__PROBLEM DETAILS__:
Find each line below that includes "izakaya", then copy it.

───── SOURCE MATERIAL

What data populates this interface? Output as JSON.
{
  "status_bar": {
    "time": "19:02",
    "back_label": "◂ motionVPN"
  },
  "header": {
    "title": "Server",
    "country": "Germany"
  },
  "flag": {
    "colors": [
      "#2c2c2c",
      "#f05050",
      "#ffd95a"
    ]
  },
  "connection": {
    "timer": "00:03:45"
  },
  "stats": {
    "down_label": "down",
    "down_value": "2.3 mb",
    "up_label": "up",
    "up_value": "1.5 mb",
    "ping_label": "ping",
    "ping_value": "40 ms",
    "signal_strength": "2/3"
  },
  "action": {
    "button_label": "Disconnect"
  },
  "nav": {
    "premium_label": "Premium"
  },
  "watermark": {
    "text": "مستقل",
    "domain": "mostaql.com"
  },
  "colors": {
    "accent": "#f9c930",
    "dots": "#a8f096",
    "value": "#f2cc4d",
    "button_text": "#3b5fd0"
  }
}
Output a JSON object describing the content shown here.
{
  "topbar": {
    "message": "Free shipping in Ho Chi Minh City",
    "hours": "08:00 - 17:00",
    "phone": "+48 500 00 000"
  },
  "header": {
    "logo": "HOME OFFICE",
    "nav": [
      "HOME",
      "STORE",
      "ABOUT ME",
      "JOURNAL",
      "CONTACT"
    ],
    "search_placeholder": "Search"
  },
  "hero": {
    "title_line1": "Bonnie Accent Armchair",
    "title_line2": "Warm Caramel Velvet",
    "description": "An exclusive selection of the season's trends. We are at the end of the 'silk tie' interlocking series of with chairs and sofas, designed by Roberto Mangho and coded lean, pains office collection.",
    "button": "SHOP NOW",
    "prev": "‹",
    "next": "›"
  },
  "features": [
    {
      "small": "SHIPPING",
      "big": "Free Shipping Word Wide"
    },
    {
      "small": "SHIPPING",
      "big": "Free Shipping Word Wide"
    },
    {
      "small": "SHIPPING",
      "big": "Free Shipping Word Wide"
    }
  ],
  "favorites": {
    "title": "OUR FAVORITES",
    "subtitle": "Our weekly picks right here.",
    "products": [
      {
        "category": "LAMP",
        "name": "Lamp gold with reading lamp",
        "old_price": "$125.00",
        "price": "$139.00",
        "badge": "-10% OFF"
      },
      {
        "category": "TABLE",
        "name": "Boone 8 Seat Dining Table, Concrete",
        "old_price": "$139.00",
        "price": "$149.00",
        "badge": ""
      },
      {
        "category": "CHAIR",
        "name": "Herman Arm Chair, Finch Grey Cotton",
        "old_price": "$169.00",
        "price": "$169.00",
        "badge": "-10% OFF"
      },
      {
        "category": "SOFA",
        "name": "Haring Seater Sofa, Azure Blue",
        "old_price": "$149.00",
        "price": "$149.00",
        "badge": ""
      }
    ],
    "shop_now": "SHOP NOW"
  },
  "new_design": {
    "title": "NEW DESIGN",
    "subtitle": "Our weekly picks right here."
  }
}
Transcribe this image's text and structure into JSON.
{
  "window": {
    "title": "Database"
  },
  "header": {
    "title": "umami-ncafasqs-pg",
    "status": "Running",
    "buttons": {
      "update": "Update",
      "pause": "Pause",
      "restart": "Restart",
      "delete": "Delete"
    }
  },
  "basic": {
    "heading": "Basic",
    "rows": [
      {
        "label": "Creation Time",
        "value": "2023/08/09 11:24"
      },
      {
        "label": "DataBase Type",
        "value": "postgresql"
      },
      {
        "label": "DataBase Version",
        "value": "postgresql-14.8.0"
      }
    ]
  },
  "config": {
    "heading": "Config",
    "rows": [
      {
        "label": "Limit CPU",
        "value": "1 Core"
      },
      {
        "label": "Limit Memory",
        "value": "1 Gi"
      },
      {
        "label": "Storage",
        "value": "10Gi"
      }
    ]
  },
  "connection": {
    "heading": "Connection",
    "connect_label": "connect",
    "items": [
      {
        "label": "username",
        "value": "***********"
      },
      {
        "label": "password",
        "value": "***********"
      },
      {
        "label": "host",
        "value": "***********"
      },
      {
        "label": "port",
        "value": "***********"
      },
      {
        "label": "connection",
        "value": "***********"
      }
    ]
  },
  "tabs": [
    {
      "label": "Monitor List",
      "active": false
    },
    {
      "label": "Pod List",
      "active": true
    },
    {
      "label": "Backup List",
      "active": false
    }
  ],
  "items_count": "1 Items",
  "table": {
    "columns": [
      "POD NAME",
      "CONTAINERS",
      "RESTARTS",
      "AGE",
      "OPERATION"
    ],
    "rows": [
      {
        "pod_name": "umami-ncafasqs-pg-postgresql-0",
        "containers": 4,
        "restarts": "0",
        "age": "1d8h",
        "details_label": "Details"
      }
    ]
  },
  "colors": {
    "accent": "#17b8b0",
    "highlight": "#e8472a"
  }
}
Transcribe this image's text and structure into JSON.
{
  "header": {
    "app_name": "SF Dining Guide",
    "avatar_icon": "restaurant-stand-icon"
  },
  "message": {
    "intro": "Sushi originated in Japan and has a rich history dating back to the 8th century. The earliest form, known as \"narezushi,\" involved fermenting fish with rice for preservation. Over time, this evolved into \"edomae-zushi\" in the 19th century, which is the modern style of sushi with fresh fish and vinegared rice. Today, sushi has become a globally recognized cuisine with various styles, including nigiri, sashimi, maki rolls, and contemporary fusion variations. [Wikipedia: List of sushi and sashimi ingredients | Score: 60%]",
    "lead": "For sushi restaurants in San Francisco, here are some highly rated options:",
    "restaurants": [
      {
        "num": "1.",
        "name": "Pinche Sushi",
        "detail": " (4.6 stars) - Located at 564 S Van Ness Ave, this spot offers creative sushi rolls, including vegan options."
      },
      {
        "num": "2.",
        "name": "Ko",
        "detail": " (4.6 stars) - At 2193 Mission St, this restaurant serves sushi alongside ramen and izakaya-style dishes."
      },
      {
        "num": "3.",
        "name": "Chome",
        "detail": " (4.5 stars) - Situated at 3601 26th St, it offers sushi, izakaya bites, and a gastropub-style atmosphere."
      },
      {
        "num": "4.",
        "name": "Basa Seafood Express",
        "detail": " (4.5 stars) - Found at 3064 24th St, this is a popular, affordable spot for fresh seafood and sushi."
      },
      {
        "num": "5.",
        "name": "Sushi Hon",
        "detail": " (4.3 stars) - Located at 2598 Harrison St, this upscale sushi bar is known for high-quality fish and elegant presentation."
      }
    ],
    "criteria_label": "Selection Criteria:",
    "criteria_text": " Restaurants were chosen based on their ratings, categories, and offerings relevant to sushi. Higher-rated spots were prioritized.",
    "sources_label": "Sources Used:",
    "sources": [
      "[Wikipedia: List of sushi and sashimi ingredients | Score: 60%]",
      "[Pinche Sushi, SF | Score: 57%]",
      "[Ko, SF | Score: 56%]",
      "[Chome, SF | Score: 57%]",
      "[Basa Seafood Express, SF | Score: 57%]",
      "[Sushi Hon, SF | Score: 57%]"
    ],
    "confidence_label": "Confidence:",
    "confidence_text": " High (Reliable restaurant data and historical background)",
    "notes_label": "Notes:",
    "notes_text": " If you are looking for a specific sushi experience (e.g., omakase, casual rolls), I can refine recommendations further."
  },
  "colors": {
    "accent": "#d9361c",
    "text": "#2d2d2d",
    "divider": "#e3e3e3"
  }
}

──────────

__SOLUTION FOR THIS EXERCISE__:
        "detail": " (4.6 stars) - At 2193 Mission St, this restaurant serves sushi alongside ramen and izakaya-style dishes."
        "detail": " (4.5 stars) - Situated at 3601 26th St, it offers sushi, izakaya bites, and a gastropub-style atmosphere."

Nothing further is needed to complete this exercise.